It got me reflecting on how often in life we try to implement change with 10% of the people doing 90% of the work. I can't even count how many service organizations operate within this paradigm. It's a model for getting things done, yes, but it's also a model for breeding exhaustion and feelings of futility of a cause. How much more effective could we be if - as in the bus boycotts, sit ins and other protests of the civil rights era - 100% of the people gave their 1% (walking instead of bus riding) and those able could give even more (their very lives for the cause)? Suddenly with this model 100% is the bare minimum of what can be accomplished.

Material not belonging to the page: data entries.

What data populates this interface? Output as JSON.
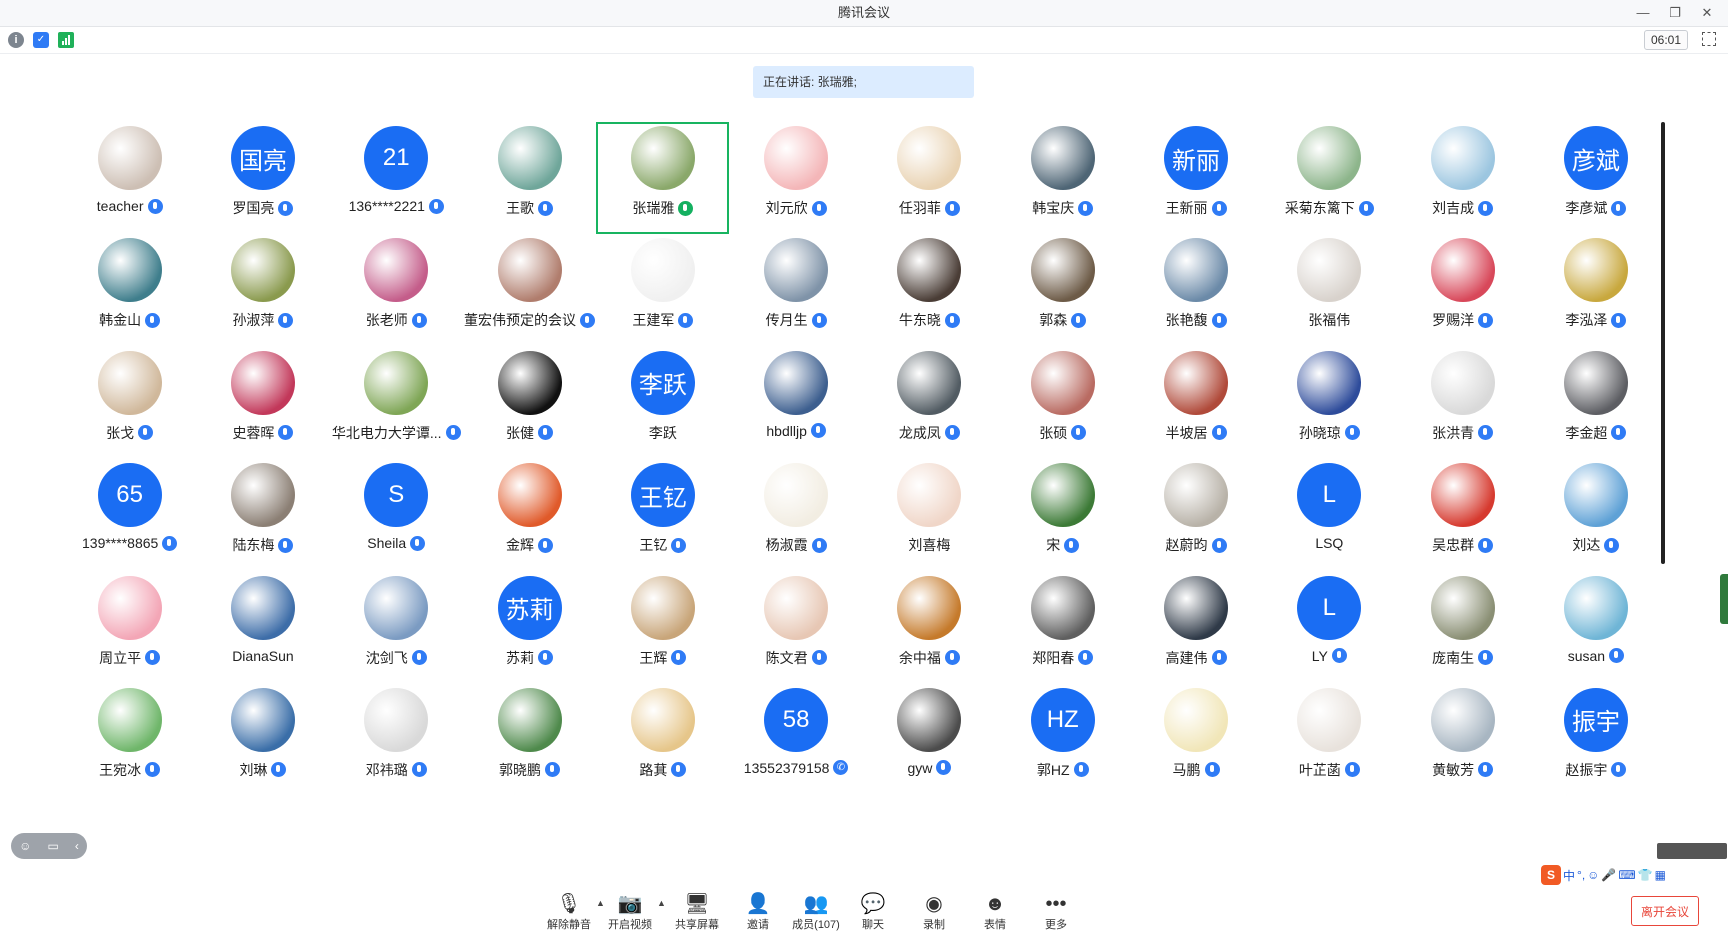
{
  "window": {
    "title": "腾讯会议",
    "controls": [
      "—",
      "❐",
      "✕"
    ]
  },
  "infobar": {
    "timer": "06:01"
  },
  "speaking": "正在讲话: 张瑞雅;",
  "participants": [
    {
      "name": "teacher",
      "avatar_type": "img",
      "color": "#cdbfb4",
      "mic": "on"
    },
    {
      "name": "罗国亮",
      "avatar_type": "text",
      "avatar_text": "国亮",
      "mic": "on"
    },
    {
      "name": "136****2221",
      "avatar_type": "text",
      "avatar_text": "21",
      "mic": "on"
    },
    {
      "name": "王歌",
      "avatar_type": "img",
      "color": "#6fa69a",
      "mic": "on"
    },
    {
      "name": "张瑞雅",
      "avatar_type": "img",
      "color": "#8aa86a",
      "mic": "speaking",
      "active": true
    },
    {
      "name": "刘元欣",
      "avatar_type": "img",
      "color": "#f4b6b8",
      "mic": "on"
    },
    {
      "name": "任羽菲",
      "avatar_type": "img",
      "color": "#e9d3b3",
      "mic": "on"
    },
    {
      "name": "韩宝庆",
      "avatar_type": "img",
      "color": "#4e6575",
      "mic": "on"
    },
    {
      "name": "王新丽",
      "avatar_type": "text",
      "avatar_text": "新丽",
      "mic": "on"
    },
    {
      "name": "采菊东篱下",
      "avatar_type": "img",
      "color": "#8db58b",
      "mic": "on"
    },
    {
      "name": "刘吉成",
      "avatar_type": "img",
      "color": "#9cc6e0",
      "mic": "on"
    },
    {
      "name": "李彦斌",
      "avatar_type": "text",
      "avatar_text": "彦斌",
      "mic": "on"
    },
    {
      "name": "韩金山",
      "avatar_type": "img",
      "color": "#3f7e8c",
      "mic": "on"
    },
    {
      "name": "孙淑萍",
      "avatar_type": "img",
      "color": "#8a9a4e",
      "mic": "on"
    },
    {
      "name": "张老师",
      "avatar_type": "img",
      "color": "#c45d8a",
      "mic": "on"
    },
    {
      "name": "董宏伟预定的会议",
      "avatar_type": "img",
      "color": "#b07d6d",
      "mic": "on"
    },
    {
      "name": "王建军",
      "avatar_type": "img",
      "color": "#f0f0f0",
      "mic": "on"
    },
    {
      "name": "传月生",
      "avatar_type": "img",
      "color": "#7f93a8",
      "mic": "on"
    },
    {
      "name": "牛东晓",
      "avatar_type": "img",
      "color": "#4a3d36",
      "mic": "on"
    },
    {
      "name": "郭森",
      "avatar_type": "img",
      "color": "#6d5b47",
      "mic": "on"
    },
    {
      "name": "张艳馥",
      "avatar_type": "img",
      "color": "#6b8aa8",
      "mic": "on"
    },
    {
      "name": "张福伟",
      "avatar_type": "img",
      "color": "#d8d2cc",
      "mic": "off"
    },
    {
      "name": "罗赐洋",
      "avatar_type": "img",
      "color": "#d8485a",
      "mic": "on"
    },
    {
      "name": "李泓泽",
      "avatar_type": "img",
      "color": "#c8a83e",
      "mic": "on"
    },
    {
      "name": "张戈",
      "avatar_type": "img",
      "color": "#d0b89b",
      "mic": "on"
    },
    {
      "name": "史蓉晖",
      "avatar_type": "img",
      "color": "#c2385a",
      "mic": "on"
    },
    {
      "name": "华北电力大学谭...",
      "avatar_type": "img",
      "color": "#7fa656",
      "mic": "on"
    },
    {
      "name": "张健",
      "avatar_type": "img",
      "color": "#111111",
      "mic": "on"
    },
    {
      "name": "李跃",
      "avatar_type": "text",
      "avatar_text": "李跃",
      "mic": "off"
    },
    {
      "name": "hbdlljp",
      "avatar_type": "img",
      "color": "#3d5f8f",
      "mic": "on"
    },
    {
      "name": "龙成凤",
      "avatar_type": "img",
      "color": "#525c63",
      "mic": "on"
    },
    {
      "name": "张硕",
      "avatar_type": "img",
      "color": "#b96b62",
      "mic": "on"
    },
    {
      "name": "半坡居",
      "avatar_type": "img",
      "color": "#b04a3a",
      "mic": "on"
    },
    {
      "name": "孙晓琼",
      "avatar_type": "img",
      "color": "#2e4c9b",
      "mic": "on"
    },
    {
      "name": "张洪青",
      "avatar_type": "img",
      "color": "#d9d9d9",
      "mic": "on"
    },
    {
      "name": "李金超",
      "avatar_type": "img",
      "color": "#5d5e63",
      "mic": "on"
    },
    {
      "name": "139****8865",
      "avatar_type": "text",
      "avatar_text": "65",
      "mic": "on"
    },
    {
      "name": "陆东梅",
      "avatar_type": "img",
      "color": "#8b7f74",
      "mic": "on"
    },
    {
      "name": "Sheila",
      "avatar_type": "text",
      "avatar_text": "S",
      "mic": "on"
    },
    {
      "name": "金辉",
      "avatar_type": "img",
      "color": "#e05a2a",
      "mic": "on"
    },
    {
      "name": "王钇",
      "avatar_type": "text",
      "avatar_text": "王钇",
      "mic": "on"
    },
    {
      "name": "杨淑霞",
      "avatar_type": "img",
      "color": "#f2ede2",
      "mic": "on"
    },
    {
      "name": "刘喜梅",
      "avatar_type": "img",
      "color": "#f0d6c8",
      "mic": "off"
    },
    {
      "name": "宋",
      "avatar_type": "img",
      "color": "#3c7a36",
      "mic": "on"
    },
    {
      "name": "赵蔚昀",
      "avatar_type": "img",
      "color": "#b8b2a8",
      "mic": "on"
    },
    {
      "name": "LSQ",
      "avatar_type": "text",
      "avatar_text": "L",
      "mic": "off"
    },
    {
      "name": "吴忠群",
      "avatar_type": "img",
      "color": "#d63a2f",
      "mic": "on"
    },
    {
      "name": "刘达",
      "avatar_type": "img",
      "color": "#5ea1d6",
      "mic": "on"
    },
    {
      "name": "周立平",
      "avatar_type": "img",
      "color": "#f3a6b6",
      "mic": "on"
    },
    {
      "name": "DianaSun",
      "avatar_type": "img",
      "color": "#3d6da8",
      "mic": "off"
    },
    {
      "name": "沈剑飞",
      "avatar_type": "img",
      "color": "#7b9bc2",
      "mic": "on"
    },
    {
      "name": "苏莉",
      "avatar_type": "text",
      "avatar_text": "苏莉",
      "mic": "on"
    },
    {
      "name": "王辉",
      "avatar_type": "img",
      "color": "#c8a579",
      "mic": "on"
    },
    {
      "name": "陈文君",
      "avatar_type": "img",
      "color": "#e7c7b4",
      "mic": "on"
    },
    {
      "name": "余中福",
      "avatar_type": "img",
      "color": "#c57a2b",
      "mic": "on"
    },
    {
      "name": "郑阳春",
      "avatar_type": "img",
      "color": "#5f5f5f",
      "mic": "on"
    },
    {
      "name": "高建伟",
      "avatar_type": "img",
      "color": "#2f3a48",
      "mic": "on"
    },
    {
      "name": "LY",
      "avatar_type": "text",
      "avatar_text": "L",
      "mic": "on"
    },
    {
      "name": "庞南生",
      "avatar_type": "img",
      "color": "#8a8f74",
      "mic": "on"
    },
    {
      "name": "susan",
      "avatar_type": "img",
      "color": "#6fb5d6",
      "mic": "on"
    },
    {
      "name": "王宛冰",
      "avatar_type": "img",
      "color": "#6fb66a",
      "mic": "on"
    },
    {
      "name": "刘琳",
      "avatar_type": "img",
      "color": "#3a6ea8",
      "mic": "on"
    },
    {
      "name": "邓祎璐",
      "avatar_type": "img",
      "color": "#d9d9d9",
      "mic": "on"
    },
    {
      "name": "郭晓鹏",
      "avatar_type": "img",
      "color": "#4f8a4c",
      "mic": "on"
    },
    {
      "name": "路萁",
      "avatar_type": "img",
      "color": "#e6c68a",
      "mic": "on"
    },
    {
      "name": "13552379158",
      "avatar_type": "text",
      "avatar_text": "58",
      "mic": "phone"
    },
    {
      "name": "gyw",
      "avatar_type": "img",
      "color": "#4c4c4c",
      "mic": "on"
    },
    {
      "name": "郭HZ",
      "avatar_type": "text",
      "avatar_text": "HZ",
      "mic": "on"
    },
    {
      "name": "马鹏",
      "avatar_type": "img",
      "color": "#f1e6b8",
      "mic": "on"
    },
    {
      "name": "叶芷菡",
      "avatar_type": "img",
      "color": "#e8e2dc",
      "mic": "on"
    },
    {
      "name": "黄敏芳",
      "avatar_type": "img",
      "color": "#a8b6c2",
      "mic": "on"
    },
    {
      "name": "赵振宇",
      "avatar_type": "text",
      "avatar_text": "振宇",
      "mic": "on"
    }
  ],
  "toolbar": {
    "unmute": "解除静音",
    "video": "开启视频",
    "share": "共享屏幕",
    "invite": "邀请",
    "members": "成员(107)",
    "chat": "聊天",
    "record": "录制",
    "emoji": "表情",
    "more": "更多",
    "leave": "离开会议"
  },
  "ime": {
    "logo": "S",
    "lang": "中"
  }
}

Unfortunately in today's culture we have too many excuses for not serving others. Sure there are times and places to give. My church had an amazing response to the Hurricane Katrina disaster. Over three giant truck loads of supplies were donated by our community and shipped to a church in Baton Rouge for New Orleans evacuees. I don't want to in any way put down the generosity of those who contributed to the cause, but what would it be like if every week people bought a case of Dasani for strangers without drinkable water? Would we no longer have to hear about yellow fever in Malawi? Or if every month people would clean out their closets and donate unused clothing - could January's news not include a death toll from exposure on Chicago's cold streets?

Again, my heart congratulates and soars for those who gave to relief efforts for Tsunami victims and Hurricane Relief funds. I applaud and thank you but I also implore you: PLEASE keep up the good work.

"Anyone can be great because anyone can serve:
you only need a heart full of grace, a soul generated by love."
~ Martin Luther King, Jr.
All pictures from MSN article linked above.

Here's another cool article about Rosa Parks if anyone's looking to go a little deeper into her life and faith.

1 comment:

Anonymous said...

Hey lisa, I was sad to read that Rosa Parks died but this was a cool post. Keep up the great insights.